What is being asked >> Some lines in the material below hold the word "have". Copy all of them.
[[ Data for this exercise, beginning ]]
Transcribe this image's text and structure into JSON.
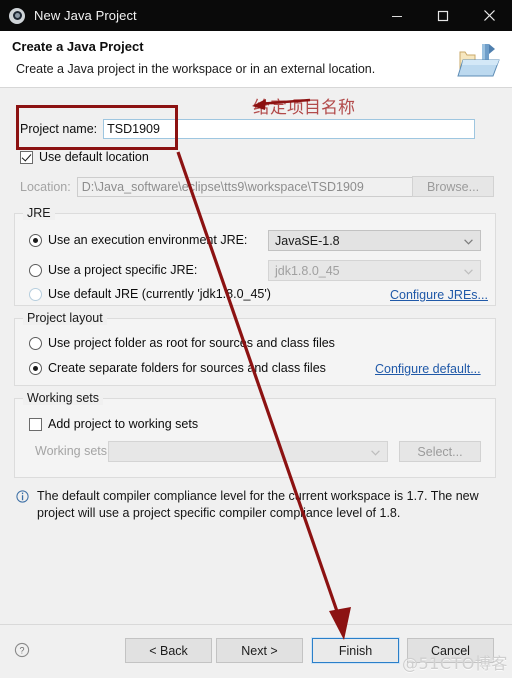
{
  "window": {
    "title": "New Java Project",
    "icon": "eclipse-java-project-icon",
    "controls": {
      "minimize": "minimize-icon",
      "maximize": "maximize-icon",
      "close": "close-icon"
    }
  },
  "header": {
    "title": "Create a Java Project",
    "description": "Create a Java project in the workspace or in an external location.",
    "icon": "new-java-project-wizard-icon"
  },
  "form": {
    "project_name_label": "Project name:",
    "project_name_value": "TSD1909",
    "use_default_location_label": "Use default location",
    "use_default_location_checked": true,
    "location_label": "Location:",
    "location_value": "D:\\Java_software\\eclipse\\tts9\\workspace\\TSD1909",
    "browse_label": "Browse...",
    "browse_enabled": false
  },
  "jre": {
    "group_title": "JRE",
    "options": [
      {
        "label": "Use an execution environment JRE:",
        "selected": true
      },
      {
        "label": "Use a project specific JRE:",
        "selected": false
      },
      {
        "label": "Use default JRE (currently 'jdk1.8.0_45')",
        "selected": false
      }
    ],
    "execution_env_value": "JavaSE-1.8",
    "project_jre_value": "jdk1.8.0_45",
    "configure_link": "Configure JREs..."
  },
  "layout": {
    "group_title": "Project layout",
    "options": [
      {
        "label": "Use project folder as root for sources and class files",
        "selected": false
      },
      {
        "label": "Create separate folders for sources and class files",
        "selected": true
      }
    ],
    "configure_link": "Configure default..."
  },
  "working_sets": {
    "group_title": "Working sets",
    "add_label": "Add project to working sets",
    "add_checked": false,
    "sets_label": "Working sets:",
    "sets_value": "",
    "select_label": "Select..."
  },
  "info": {
    "icon": "info-icon",
    "message": "The default compiler compliance level for the current workspace is 1.7. The new project will use a project specific compiler compliance level of 1.8."
  },
  "buttons": {
    "help": "help-icon",
    "back": "< Back",
    "next": "Next >",
    "finish": "Finish",
    "cancel": "Cancel"
  },
  "annotations": {
    "callout_text": "给定项目名称",
    "callout_color": "#b24a4a",
    "highlight_color": "#8c1212",
    "arrow_color": "#8c1212",
    "watermark": "@51CTO博客"
  }
}
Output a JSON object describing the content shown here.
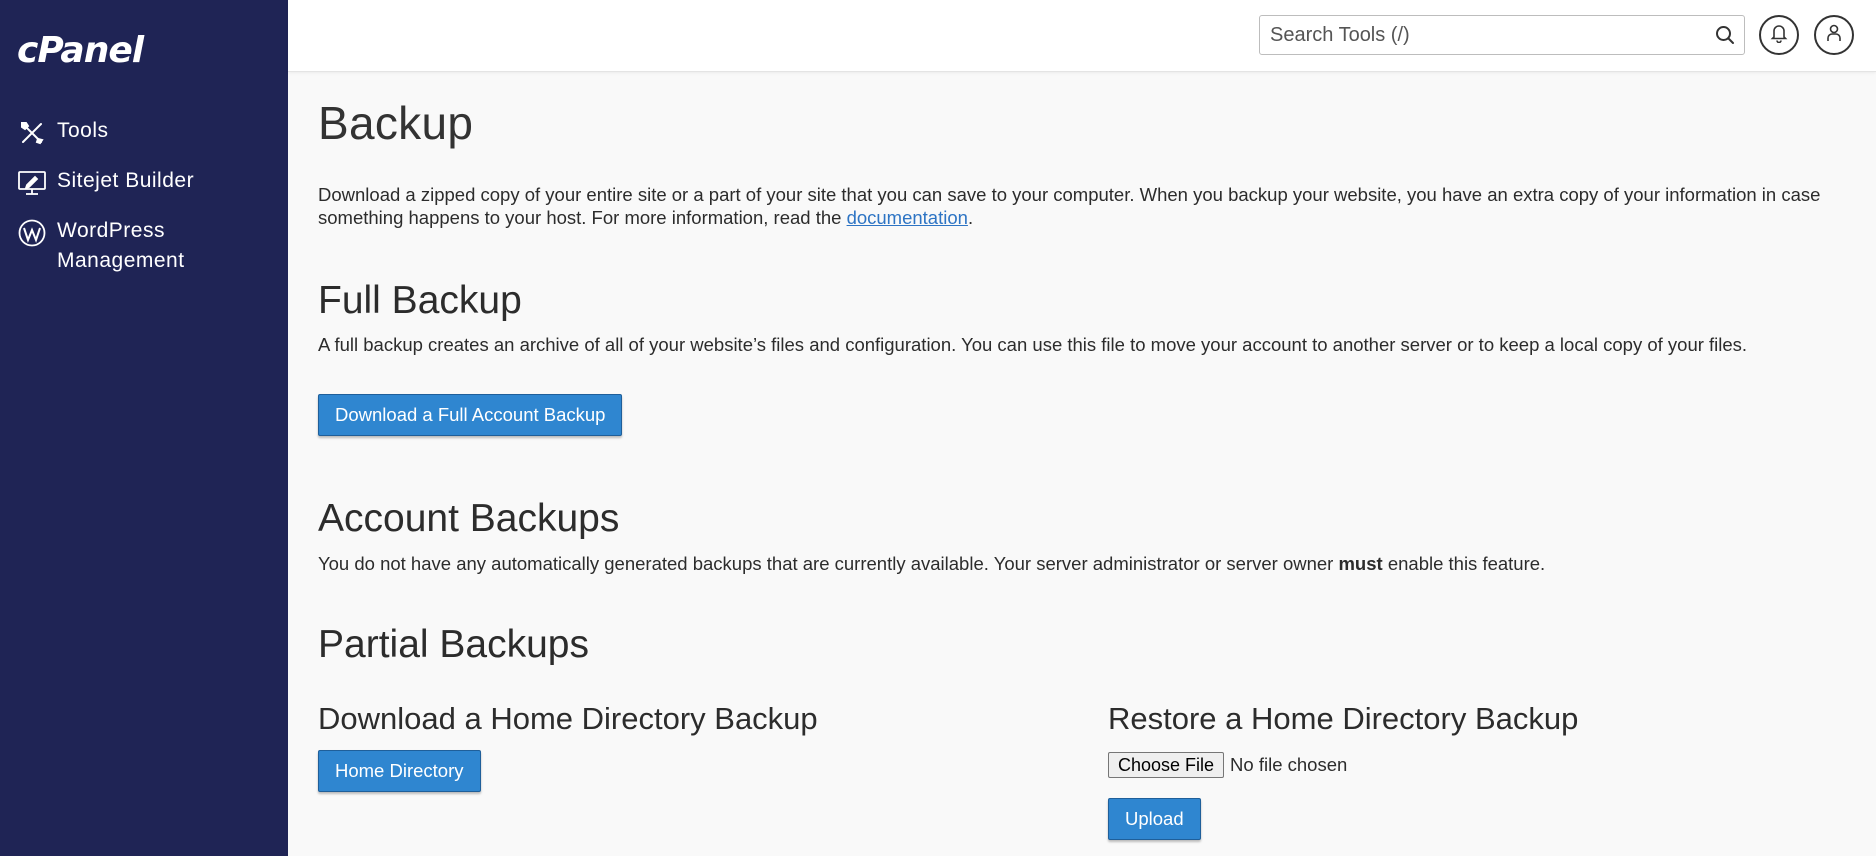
{
  "sidebar": {
    "logo": "cPanel",
    "items": [
      {
        "label": "Tools",
        "icon": "tools-icon"
      },
      {
        "label": "Sitejet Builder",
        "icon": "monitor-edit-icon"
      },
      {
        "label": "WordPress Management",
        "icon": "wordpress-icon"
      }
    ]
  },
  "header": {
    "search_placeholder": "Search Tools (/)",
    "icons": [
      "search-icon",
      "bell-icon",
      "user-icon"
    ]
  },
  "main": {
    "title": "Backup",
    "intro_text": "Download a zipped copy of your entire site or a part of your site that you can save to your computer. When you backup your website, you have an extra copy of your information in case something happens to your host. For more information, read the ",
    "intro_link": "documentation",
    "intro_end": ".",
    "full_backup": {
      "heading": "Full Backup",
      "description": "A full backup creates an archive of all of your website’s files and configuration. You can use this file to move your account to another server or to keep a local copy of your files.",
      "button": "Download a Full Account Backup"
    },
    "account_backups": {
      "heading": "Account Backups",
      "desc_before": "You do not have any automatically generated backups that are currently available. Your server administrator or server owner ",
      "desc_bold": "must",
      "desc_after": " enable this feature."
    },
    "partial_backups": {
      "heading": "Partial Backups",
      "download_heading": "Download a Home Directory Backup",
      "download_button": "Home Directory",
      "restore_heading": "Restore a Home Directory Backup",
      "choose_file": "Choose File",
      "file_status": "No file chosen",
      "upload_button": "Upload"
    }
  },
  "colors": {
    "sidebar_bg": "#1f2455",
    "button_bg": "#2f86d0",
    "link": "#2d74c4"
  }
}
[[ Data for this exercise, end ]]
Reply to the task >>
    "intro_text": "Download a zipped copy of your entire site or a part of your site that you can save to your computer. When you backup your website, you have an extra copy of your information in case something happens to your host. For more information, read the ",
      "desc_before": "You do not have any automatically generated backups that are currently available. Your server administrator or server owner ",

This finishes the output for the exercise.